> [GIVEN RECORDS]:
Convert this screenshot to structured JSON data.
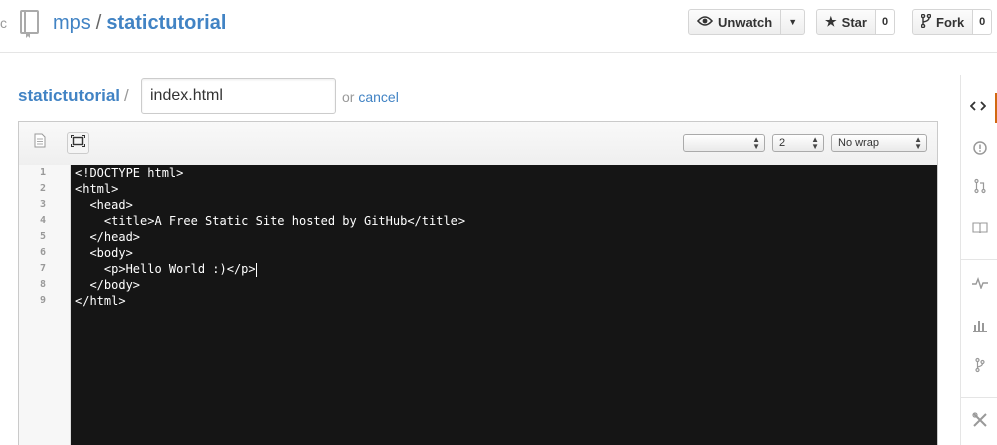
{
  "header": {
    "edge_char": "c",
    "owner": "mps",
    "separator": "/",
    "repo": "statictutorial",
    "watch_label": "Unwatch",
    "star_label": "Star",
    "star_count": "0",
    "fork_label": "Fork",
    "fork_count": "0"
  },
  "editor_bar": {
    "repo_link": "statictutorial",
    "slash": "/",
    "filename_value": "index.html",
    "or_text": "or",
    "cancel_label": "cancel"
  },
  "toolbar": {
    "mode_select": "",
    "indent_select": "2",
    "wrap_select": "No wrap"
  },
  "code": {
    "line_numbers": [
      "1",
      "2",
      "3",
      "4",
      "5",
      "6",
      "7",
      "8",
      "9"
    ],
    "lines": [
      "<!DOCTYPE html>",
      "<html>",
      "  <head>",
      "    <title>A Free Static Site hosted by GitHub</title>",
      "  </head>",
      "  <body>",
      "    <p>Hello World :)</p>",
      "  </body>",
      "</html>"
    ]
  },
  "sidebar": {
    "items": [
      "code-icon",
      "issues-icon",
      "pull-requests-icon",
      "wiki-icon",
      "pulse-icon",
      "graphs-icon",
      "network-icon",
      "settings-icon"
    ]
  },
  "colors": {
    "link": "#4183c4",
    "editor_bg": "#151515",
    "active_tab_accent": "#d26911"
  }
}
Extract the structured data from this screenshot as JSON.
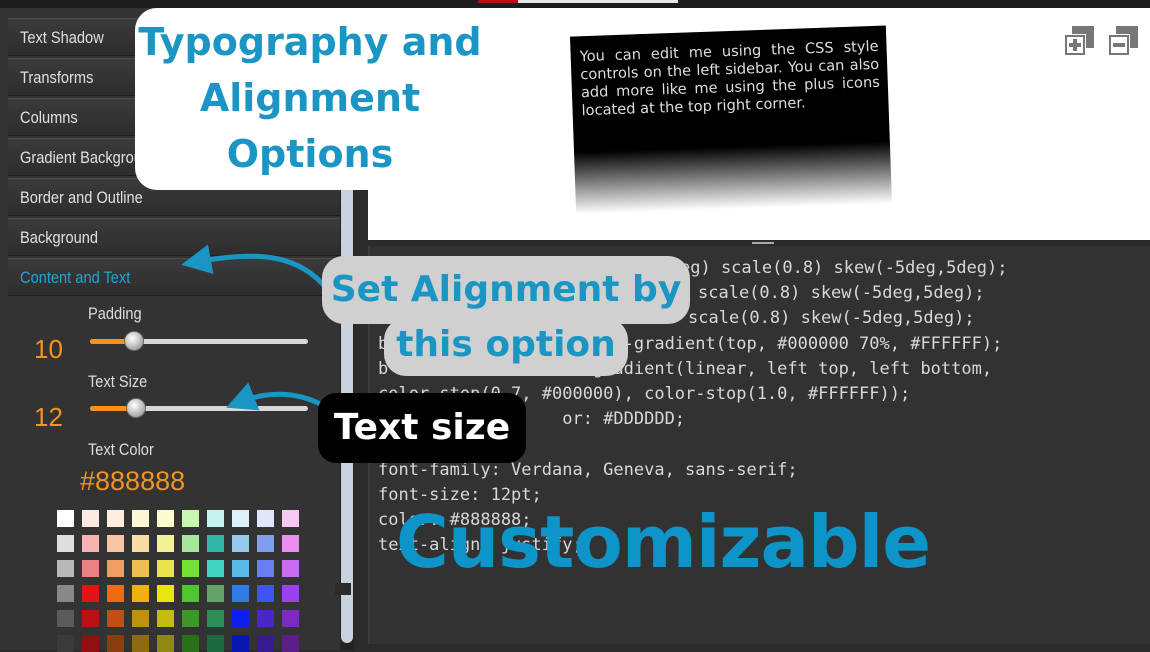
{
  "sidebar": {
    "items": [
      {
        "label": "Text Shadow"
      },
      {
        "label": "Transforms"
      },
      {
        "label": "Columns"
      },
      {
        "label": "Gradient Background"
      },
      {
        "label": "Border and Outline"
      },
      {
        "label": "Background"
      },
      {
        "label": "Content and Text",
        "active": true
      }
    ],
    "controls": {
      "padding": {
        "label": "Padding",
        "value": "10",
        "level": 0.2
      },
      "text_size": {
        "label": "Text Size",
        "value": "12",
        "level": 0.21
      },
      "text_color": {
        "label": "Text Color",
        "value": "#888888"
      }
    },
    "palette": [
      "#ffffff",
      "#ffe9e3",
      "#ffeedd",
      "#fff6d5",
      "#fffbd0",
      "#c8f7b2",
      "#c5f3ee",
      "#d9f1f7",
      "#e1e6fb",
      "#f5c9f1",
      "#dedede",
      "#f8b2b2",
      "#f9c6a4",
      "#f6dda4",
      "#f4f298",
      "#a5e89a",
      "#32b8a8",
      "#95c9ec",
      "#7f9ef0",
      "#ee8cf2",
      "#b8b8b8",
      "#ea8080",
      "#f29c61",
      "#eebe55",
      "#e9e34d",
      "#77e037",
      "#40d3c0",
      "#5ab9e6",
      "#6a7ef0",
      "#c86bf0",
      "#888888",
      "#e01515",
      "#f06a10",
      "#f0b012",
      "#e8e412",
      "#4fc52e",
      "#66a36a",
      "#2f7de4",
      "#3f55f0",
      "#9c42ea",
      "#5a5a5a",
      "#b81212",
      "#c14f12",
      "#c18f12",
      "#c1bb12",
      "#3b9a24",
      "#2d8f58",
      "#0c1ef0",
      "#4a27c4",
      "#7c2bbd",
      "#3a3a3a",
      "#8e1010",
      "#8e3b10",
      "#8e6b10",
      "#8e8a10",
      "#2b7018",
      "#1d6a40",
      "#0a16b0",
      "#351c90",
      "#5a1f8a"
    ]
  },
  "preview": {
    "text": "You can edit me using the CSS style controls on the left sidebar. You can also add more like me using the plus icons located at the top right corner.",
    "icons": [
      "add-box-icon",
      "remove-box-icon"
    ]
  },
  "code": {
    "lines": [
      "eg) scale(0.8) skew(-5deg,5deg);",
      "scale(0.8) skew(-5deg,5deg);",
      "scale(0.8) skew(-5deg,5deg);",
      "b                 linear-gradient(top, #000000 70%, #FFFFFF);",
      "b                 it-gradient(linear, left top, left bottom,",
      "color-stop(0.7, #000000), color-stop(1.0, #FFFFFF));",
      "                  or: #DDDDDD;",
      "",
      "font-family: Verdana, Geneva, sans-serif;",
      "font-size: 12pt;",
      "color: #888888;",
      "text-align: justify;"
    ]
  },
  "overlays": {
    "typography_title": "Typography and Alignment Options",
    "typography_lines": [
      "Typography and",
      "Alignment",
      "Options"
    ],
    "alignment_lines": [
      "Set Alignment by",
      "this option"
    ],
    "text_size_label": "Text size",
    "customizable": "Customizable"
  },
  "colors": {
    "accent_orange": "#f5931e",
    "accent_blue": "#1aa6d8",
    "overlay_blue": "#0d94c8"
  }
}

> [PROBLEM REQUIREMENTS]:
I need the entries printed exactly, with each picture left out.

> [RESULT FOR THIS TASK]:
Convert this screenshot to structured JSON data.
{
  "header": {
    "edge_char": "c",
    "owner": "mps",
    "separator": "/",
    "repo": "statictutorial",
    "watch_label": "Unwatch",
    "star_label": "Star",
    "star_count": "0",
    "fork_label": "Fork",
    "fork_count": "0"
  },
  "editor_bar": {
    "repo_link": "statictutorial",
    "slash": "/",
    "filename_value": "index.html",
    "or_text": "or",
    "cancel_label": "cancel"
  },
  "toolbar": {
    "mode_select": "",
    "indent_select": "2",
    "wrap_select": "No wrap"
  },
  "code": {
    "line_numbers": [
      "1",
      "2",
      "3",
      "4",
      "5",
      "6",
      "7",
      "8",
      "9"
    ],
    "lines": [
      "<!DOCTYPE html>",
      "<html>",
      "  <head>",
      "    <title>A Free Static Site hosted by GitHub</title>",
      "  </head>",
      "  <body>",
      "    <p>Hello World :)</p>",
      "  </body>",
      "</html>"
    ]
  },
  "sidebar": {
    "items": [
      "code-icon",
      "issues-icon",
      "pull-requests-icon",
      "wiki-icon",
      "pulse-icon",
      "graphs-icon",
      "network-icon",
      "settings-icon"
    ]
  },
  "colors": {
    "link": "#4183c4",
    "editor_bg": "#151515",
    "active_tab_accent": "#d26911"
  }
}
Extract the structured data from this screenshot as JSON.
{
  "sidebar": {
    "items": [
      {
        "label": "Text Shadow"
      },
      {
        "label": "Transforms"
      },
      {
        "label": "Columns"
      },
      {
        "label": "Gradient Background"
      },
      {
        "label": "Border and Outline"
      },
      {
        "label": "Background"
      },
      {
        "label": "Content and Text",
        "active": true
      }
    ],
    "controls": {
      "padding": {
        "label": "Padding",
        "value": "10",
        "level": 0.2
      },
      "text_size": {
        "label": "Text Size",
        "value": "12",
        "level": 0.21
      },
      "text_color": {
        "label": "Text Color",
        "value": "#888888"
      }
    },
    "palette": [
      "#ffffff",
      "#ffe9e3",
      "#ffeedd",
      "#fff6d5",
      "#fffbd0",
      "#c8f7b2",
      "#c5f3ee",
      "#d9f1f7",
      "#e1e6fb",
      "#f5c9f1",
      "#dedede",
      "#f8b2b2",
      "#f9c6a4",
      "#f6dda4",
      "#f4f298",
      "#a5e89a",
      "#32b8a8",
      "#95c9ec",
      "#7f9ef0",
      "#ee8cf2",
      "#b8b8b8",
      "#ea8080",
      "#f29c61",
      "#eebe55",
      "#e9e34d",
      "#77e037",
      "#40d3c0",
      "#5ab9e6",
      "#6a7ef0",
      "#c86bf0",
      "#888888",
      "#e01515",
      "#f06a10",
      "#f0b012",
      "#e8e412",
      "#4fc52e",
      "#66a36a",
      "#2f7de4",
      "#3f55f0",
      "#9c42ea",
      "#5a5a5a",
      "#b81212",
      "#c14f12",
      "#c18f12",
      "#c1bb12",
      "#3b9a24",
      "#2d8f58",
      "#0c1ef0",
      "#4a27c4",
      "#7c2bbd",
      "#3a3a3a",
      "#8e1010",
      "#8e3b10",
      "#8e6b10",
      "#8e8a10",
      "#2b7018",
      "#1d6a40",
      "#0a16b0",
      "#351c90",
      "#5a1f8a"
    ]
  },
  "preview": {
    "text": "You can edit me using the CSS style controls on the left sidebar. You can also add more like me using the plus icons located at the top right corner.",
    "icons": [
      "add-box-icon",
      "remove-box-icon"
    ]
  },
  "code": {
    "lines": [
      "eg) scale(0.8) skew(-5deg,5deg);",
      "scale(0.8) skew(-5deg,5deg);",
      "scale(0.8) skew(-5deg,5deg);",
      "b                 linear-gradient(top, #000000 70%, #FFFFFF);",
      "b                 it-gradient(linear, left top, left bottom,",
      "color-stop(0.7, #000000), color-stop(1.0, #FFFFFF));",
      "                  or: #DDDDDD;",
      "",
      "font-family: Verdana, Geneva, sans-serif;",
      "font-size: 12pt;",
      "color: #888888;",
      "text-align: justify;"
    ]
  },
  "overlays": {
    "typography_title": "Typography and Alignment Options",
    "typography_lines": [
      "Typography and",
      "Alignment",
      "Options"
    ],
    "alignment_lines": [
      "Set Alignment by",
      "this option"
    ],
    "text_size_label": "Text size",
    "customizable": "Customizable"
  },
  "colors": {
    "accent_orange": "#f5931e",
    "accent_blue": "#1aa6d8",
    "overlay_blue": "#0d94c8"
  }
}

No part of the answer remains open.